But to go from this evident fact to drawing the conclusion that a full recovery is now in the works would be a very fast and loose use of both logic and economic theory. Production is falling less slowly (on an annual basis) and even increasing slightly (on a monthly basis) in some countries as orders can no longer simply be met from what are now very depleted inventories.
But as I suggest in this post, upping output to meet current orders is not a recovery, for the win-win dynamic to move us back into a new cycle investment activity has to increase. And on this front there is precious little actual evidence to back the more positive discourse, and indeed the data we are seeing indicate rather the contrary.
When I last wrote we did not have detailed data for Q1 GDP for the eurozone economies , so I took a look at the evidence from Japan, where investment activity slumped massively between January and March (pointing out that there was no good reason why we should expect the situation to be very different in Europe). Japanese business investment was down a record 10.4 percent year on year in the first three months, and a massive 35.5% over the last quarter.
But now we have detailed German Q1 GDP results from the Federal Statistics Office, and we find a very similar picture. Total investment was strongly down (– 7.9% quarter on quarter), while capital formation in machinery and equipment, was 16.2% lower than in the last quarter of 2008, and 19.6% lower than in the first three months of last year.

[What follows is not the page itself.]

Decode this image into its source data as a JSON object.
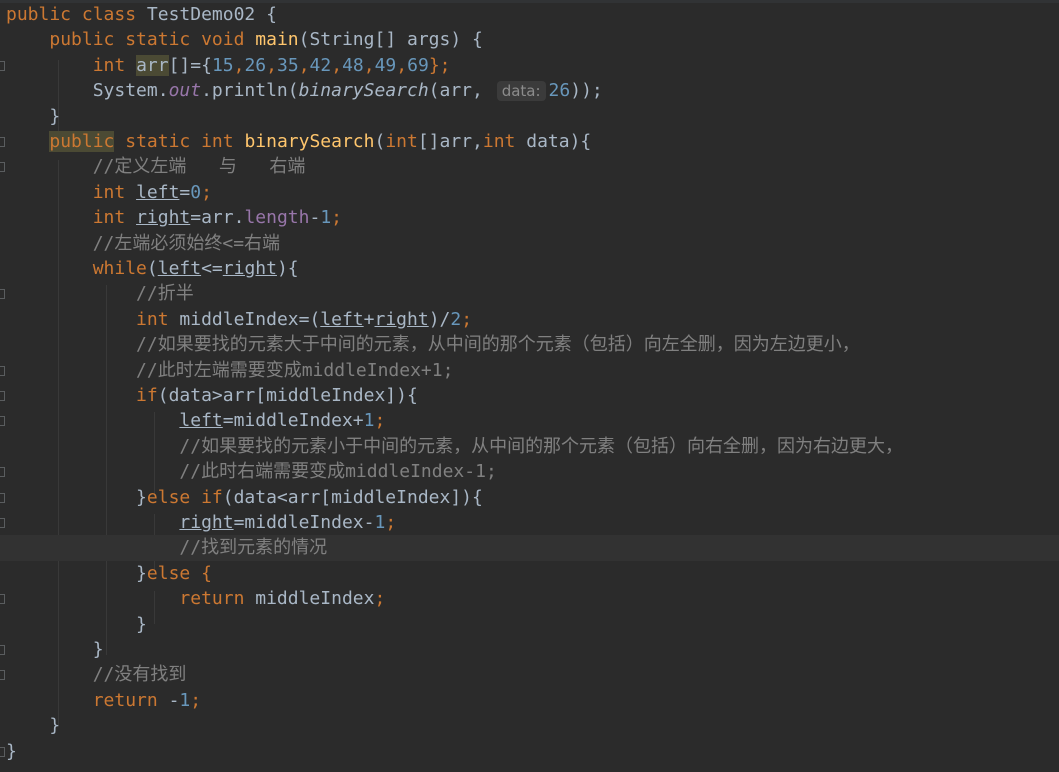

But all of that is to some extent history. Much more preoccupying - certainly for the "onward-annd-upward-we-go" thesis - is that German plant and machinery orders declined the most on record in April from a year earlier. Orders dropped an annual 58 percent, the most since data collection started in 1950, after falling an annual 35 percent in March, according to the Frankfurt-based VDMA machine makers association in a statement today. Export orders slumped 60 percent while domestic demand dropped 52 percent. So things actually seem to have deteriorated in April with respect to March. No good news this.
Especially when you read the same day an interview with Hans-Joachim Dübel - CEO of Berlin based FinPolConsult, one of the leading and few relatively independent voices in the German housing finance community - where he says: "My guess is that the Landesbanken alone will cause ultimate losses of 8-10% of German GDP, which is real money. Compare that sum with the 5% of GDP costs for the US S&L crisis".